**Your instructions**:
Copy out all the entries exactly.

**Listed entries**:
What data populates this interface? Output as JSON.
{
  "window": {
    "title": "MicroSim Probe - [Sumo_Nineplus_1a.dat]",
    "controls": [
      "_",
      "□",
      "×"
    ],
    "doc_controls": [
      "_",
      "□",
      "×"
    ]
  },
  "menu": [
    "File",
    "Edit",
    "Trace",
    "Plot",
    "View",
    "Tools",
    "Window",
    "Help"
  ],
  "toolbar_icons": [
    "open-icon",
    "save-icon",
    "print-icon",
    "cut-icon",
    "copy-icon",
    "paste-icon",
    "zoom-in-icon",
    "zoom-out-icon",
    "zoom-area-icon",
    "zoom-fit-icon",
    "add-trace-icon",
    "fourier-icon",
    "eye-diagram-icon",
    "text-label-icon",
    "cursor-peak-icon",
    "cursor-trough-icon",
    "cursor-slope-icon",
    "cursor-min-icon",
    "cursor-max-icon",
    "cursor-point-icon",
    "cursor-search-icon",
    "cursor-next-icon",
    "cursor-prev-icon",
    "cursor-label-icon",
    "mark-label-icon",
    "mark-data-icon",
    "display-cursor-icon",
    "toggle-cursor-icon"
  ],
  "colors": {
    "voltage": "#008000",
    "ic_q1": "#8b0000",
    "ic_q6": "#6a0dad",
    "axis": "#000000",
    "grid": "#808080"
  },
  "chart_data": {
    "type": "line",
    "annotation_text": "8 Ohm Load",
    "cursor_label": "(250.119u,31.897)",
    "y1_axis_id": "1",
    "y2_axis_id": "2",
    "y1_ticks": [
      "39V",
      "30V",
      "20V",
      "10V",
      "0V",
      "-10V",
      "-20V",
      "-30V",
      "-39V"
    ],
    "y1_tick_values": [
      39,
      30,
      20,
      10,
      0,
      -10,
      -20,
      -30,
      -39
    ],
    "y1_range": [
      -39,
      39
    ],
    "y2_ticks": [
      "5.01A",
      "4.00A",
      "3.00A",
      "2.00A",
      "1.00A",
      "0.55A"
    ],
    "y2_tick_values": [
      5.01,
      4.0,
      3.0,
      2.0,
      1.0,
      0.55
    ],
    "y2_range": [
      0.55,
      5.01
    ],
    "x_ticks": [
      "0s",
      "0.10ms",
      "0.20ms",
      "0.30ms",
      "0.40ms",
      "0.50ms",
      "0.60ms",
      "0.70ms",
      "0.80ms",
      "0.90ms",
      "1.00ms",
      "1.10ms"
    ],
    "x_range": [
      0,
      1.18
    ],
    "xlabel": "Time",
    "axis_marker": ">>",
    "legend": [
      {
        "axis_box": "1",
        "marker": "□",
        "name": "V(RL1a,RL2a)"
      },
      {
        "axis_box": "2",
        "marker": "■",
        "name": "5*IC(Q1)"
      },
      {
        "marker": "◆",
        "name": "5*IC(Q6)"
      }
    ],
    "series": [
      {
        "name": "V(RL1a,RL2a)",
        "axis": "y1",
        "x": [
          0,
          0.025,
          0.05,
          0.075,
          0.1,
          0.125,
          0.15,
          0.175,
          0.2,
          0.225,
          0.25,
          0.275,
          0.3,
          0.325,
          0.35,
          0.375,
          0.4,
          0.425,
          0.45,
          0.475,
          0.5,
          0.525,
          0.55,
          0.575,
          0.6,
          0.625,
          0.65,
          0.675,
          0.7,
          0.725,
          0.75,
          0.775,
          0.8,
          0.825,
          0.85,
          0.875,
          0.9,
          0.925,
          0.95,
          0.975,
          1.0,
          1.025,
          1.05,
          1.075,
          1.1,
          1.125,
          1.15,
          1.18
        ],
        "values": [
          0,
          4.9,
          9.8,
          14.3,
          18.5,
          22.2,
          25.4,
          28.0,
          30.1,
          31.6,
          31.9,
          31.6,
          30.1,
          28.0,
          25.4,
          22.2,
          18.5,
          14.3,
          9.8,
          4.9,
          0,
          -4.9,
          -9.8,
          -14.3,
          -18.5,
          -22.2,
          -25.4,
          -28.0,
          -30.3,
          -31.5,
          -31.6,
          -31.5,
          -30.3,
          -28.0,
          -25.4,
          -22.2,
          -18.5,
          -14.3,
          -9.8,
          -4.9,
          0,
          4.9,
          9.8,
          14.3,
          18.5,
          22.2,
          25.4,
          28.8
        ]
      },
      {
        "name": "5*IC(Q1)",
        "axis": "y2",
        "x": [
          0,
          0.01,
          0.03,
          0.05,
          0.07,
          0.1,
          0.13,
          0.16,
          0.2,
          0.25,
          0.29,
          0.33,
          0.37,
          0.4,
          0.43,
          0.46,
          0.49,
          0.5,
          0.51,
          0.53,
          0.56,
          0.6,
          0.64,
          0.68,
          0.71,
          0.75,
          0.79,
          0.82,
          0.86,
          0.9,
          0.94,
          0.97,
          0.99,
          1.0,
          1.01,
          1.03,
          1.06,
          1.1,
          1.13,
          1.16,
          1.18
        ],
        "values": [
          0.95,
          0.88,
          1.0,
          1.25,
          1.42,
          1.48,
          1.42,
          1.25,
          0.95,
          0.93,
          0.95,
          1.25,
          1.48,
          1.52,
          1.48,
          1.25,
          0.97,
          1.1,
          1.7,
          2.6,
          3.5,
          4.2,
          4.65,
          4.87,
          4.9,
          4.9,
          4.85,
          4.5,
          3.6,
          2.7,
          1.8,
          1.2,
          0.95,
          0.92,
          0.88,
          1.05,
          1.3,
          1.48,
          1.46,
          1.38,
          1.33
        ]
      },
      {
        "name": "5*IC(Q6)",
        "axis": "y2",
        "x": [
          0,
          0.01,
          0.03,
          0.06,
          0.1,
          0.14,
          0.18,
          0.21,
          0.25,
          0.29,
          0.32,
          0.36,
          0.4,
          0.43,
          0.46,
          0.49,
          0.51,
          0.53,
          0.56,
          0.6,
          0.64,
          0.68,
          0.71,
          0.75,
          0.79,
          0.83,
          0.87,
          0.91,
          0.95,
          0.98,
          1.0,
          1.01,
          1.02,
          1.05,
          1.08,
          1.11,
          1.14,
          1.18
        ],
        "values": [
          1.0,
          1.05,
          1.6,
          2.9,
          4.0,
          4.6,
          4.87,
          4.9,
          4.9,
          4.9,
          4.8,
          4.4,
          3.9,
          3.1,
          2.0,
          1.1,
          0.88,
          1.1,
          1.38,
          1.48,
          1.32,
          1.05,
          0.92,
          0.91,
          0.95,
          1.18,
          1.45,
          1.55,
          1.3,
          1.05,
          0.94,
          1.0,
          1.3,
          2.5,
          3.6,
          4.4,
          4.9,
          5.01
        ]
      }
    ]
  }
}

**Solution to the problem**:
What data populates this interface? Output as JSON.
{
  "window": {
    "title": "MicroSim Probe - [Sumo_Nineplus_1a.dat]",
    "controls": [
      "_",
      "□",
      "×"
    ],
    "doc_controls": [
      "_",
      "□",
      "×"
    ]
  },
  "menu": [
    "File",
    "Edit",
    "Trace",
    "Plot",
    "View",
    "Tools",
    "Window",
    "Help"
  ],
  "toolbar_icons": [
    "open-icon",
    "save-icon",
    "print-icon",
    "cut-icon",
    "copy-icon",
    "paste-icon",
    "zoom-in-icon",
    "zoom-out-icon",
    "zoom-area-icon",
    "zoom-fit-icon",
    "add-trace-icon",
    "fourier-icon",
    "eye-diagram-icon",
    "text-label-icon",
    "cursor-peak-icon",
    "cursor-trough-icon",
    "cursor-slope-icon",
    "cursor-min-icon",
    "cursor-max-icon",
    "cursor-point-icon",
    "cursor-search-icon",
    "cursor-next-icon",
    "cursor-prev-icon",
    "cursor-label-icon",
    "mark-label-icon",
    "mark-data-icon",
    "display-cursor-icon",
    "toggle-cursor-icon"
  ],
  "colors": {
    "voltage": "#008000",
    "ic_q1": "#8b0000",
    "ic_q6": "#6a0dad",
    "axis": "#000000",
    "grid": "#808080"
  },
  "chart_data": {
    "type": "line",
    "annotation_text": "8 Ohm Load",
    "cursor_label": "(250.119u,31.897)",
    "y1_axis_id": "1",
    "y2_axis_id": "2",
    "y1_ticks": [
      "39V",
      "30V",
      "20V",
      "10V",
      "0V",
      "-10V",
      "-20V",
      "-30V",
      "-39V"
    ],
    "y1_tick_values": [
      39,
      30,
      20,
      10,
      0,
      -10,
      -20,
      -30,
      -39
    ],
    "y1_range": [
      -39,
      39
    ],
    "y2_ticks": [
      "5.01A",
      "4.00A",
      "3.00A",
      "2.00A",
      "1.00A",
      "0.55A"
    ],
    "y2_tick_values": [
      5.01,
      4.0,
      3.0,
      2.0,
      1.0,
      0.55
    ],
    "y2_range": [
      0.55,
      5.01
    ],
    "x_ticks": [
      "0s",
      "0.10ms",
      "0.20ms",
      "0.30ms",
      "0.40ms",
      "0.50ms",
      "0.60ms",
      "0.70ms",
      "0.80ms",
      "0.90ms",
      "1.00ms",
      "1.10ms"
    ],
    "x_range": [
      0,
      1.18
    ],
    "xlabel": "Time",
    "axis_marker": ">>",
    "legend": [
      {
        "axis_box": "1",
        "marker": "□",
        "name": "V(RL1a,RL2a)"
      },
      {
        "axis_box": "2",
        "marker": "■",
        "name": "5*IC(Q1)"
      },
      {
        "marker": "◆",
        "name": "5*IC(Q6)"
      }
    ],
    "series": [
      {
        "name": "V(RL1a,RL2a)",
        "axis": "y1",
        "x": [
          0,
          0.025,
          0.05,
          0.075,
          0.1,
          0.125,
          0.15,
          0.175,
          0.2,
          0.225,
          0.25,
          0.275,
          0.3,
          0.325,
          0.35,
          0.375,
          0.4,
          0.425,
          0.45,
          0.475,
          0.5,
          0.525,
          0.55,
          0.575,
          0.6,
          0.625,
          0.65,
          0.675,
          0.7,
          0.725,
          0.75,
          0.775,
          0.8,
          0.825,
          0.85,
          0.875,
          0.9,
          0.925,
          0.95,
          0.975,
          1.0,
          1.025,
          1.05,
          1.075,
          1.1,
          1.125,
          1.15,
          1.18
        ],
        "values": [
          0,
          4.9,
          9.8,
          14.3,
          18.5,
          22.2,
          25.4,
          28.0,
          30.1,
          31.6,
          31.9,
          31.6,
          30.1,
          28.0,
          25.4,
          22.2,
          18.5,
          14.3,
          9.8,
          4.9,
          0,
          -4.9,
          -9.8,
          -14.3,
          -18.5,
          -22.2,
          -25.4,
          -28.0,
          -30.3,
          -31.5,
          -31.6,
          -31.5,
          -30.3,
          -28.0,
          -25.4,
          -22.2,
          -18.5,
          -14.3,
          -9.8,
          -4.9,
          0,
          4.9,
          9.8,
          14.3,
          18.5,
          22.2,
          25.4,
          28.8
        ]
      },
      {
        "name": "5*IC(Q1)",
        "axis": "y2",
        "x": [
          0,
          0.01,
          0.03,
          0.05,
          0.07,
          0.1,
          0.13,
          0.16,
          0.2,
          0.25,
          0.29,
          0.33,
          0.37,
          0.4,
          0.43,
          0.46,
          0.49,
          0.5,
          0.51,
          0.53,
          0.56,
          0.6,
          0.64,
          0.68,
          0.71,
          0.75,
          0.79,
          0.82,
          0.86,
          0.9,
          0.94,
          0.97,
          0.99,
          1.0,
          1.01,
          1.03,
          1.06,
          1.1,
          1.13,
          1.16,
          1.18
        ],
        "values": [
          0.95,
          0.88,
          1.0,
          1.25,
          1.42,
          1.48,
          1.42,
          1.25,
          0.95,
          0.93,
          0.95,
          1.25,
          1.48,
          1.52,
          1.48,
          1.25,
          0.97,
          1.1,
          1.7,
          2.6,
          3.5,
          4.2,
          4.65,
          4.87,
          4.9,
          4.9,
          4.85,
          4.5,
          3.6,
          2.7,
          1.8,
          1.2,
          0.95,
          0.92,
          0.88,
          1.05,
          1.3,
          1.48,
          1.46,
          1.38,
          1.33
        ]
      },
      {
        "name": "5*IC(Q6)",
        "axis": "y2",
        "x": [
          0,
          0.01,
          0.03,
          0.06,
          0.1,
          0.14,
          0.18,
          0.21,
          0.25,
          0.29,
          0.32,
          0.36,
          0.4,
          0.43,
          0.46,
          0.49,
          0.51,
          0.53,
          0.56,
          0.6,
          0.64,
          0.68,
          0.71,
          0.75,
          0.79,
          0.83,
          0.87,
          0.91,
          0.95,
          0.98,
          1.0,
          1.01,
          1.02,
          1.05,
          1.08,
          1.11,
          1.14,
          1.18
        ],
        "values": [
          1.0,
          1.05,
          1.6,
          2.9,
          4.0,
          4.6,
          4.87,
          4.9,
          4.9,
          4.9,
          4.8,
          4.4,
          3.9,
          3.1,
          2.0,
          1.1,
          0.88,
          1.1,
          1.38,
          1.48,
          1.32,
          1.05,
          0.92,
          0.91,
          0.95,
          1.18,
          1.45,
          1.55,
          1.3,
          1.05,
          0.94,
          1.0,
          1.3,
          2.5,
          3.6,
          4.4,
          4.9,
          5.01
        ]
      }
    ]
  }
}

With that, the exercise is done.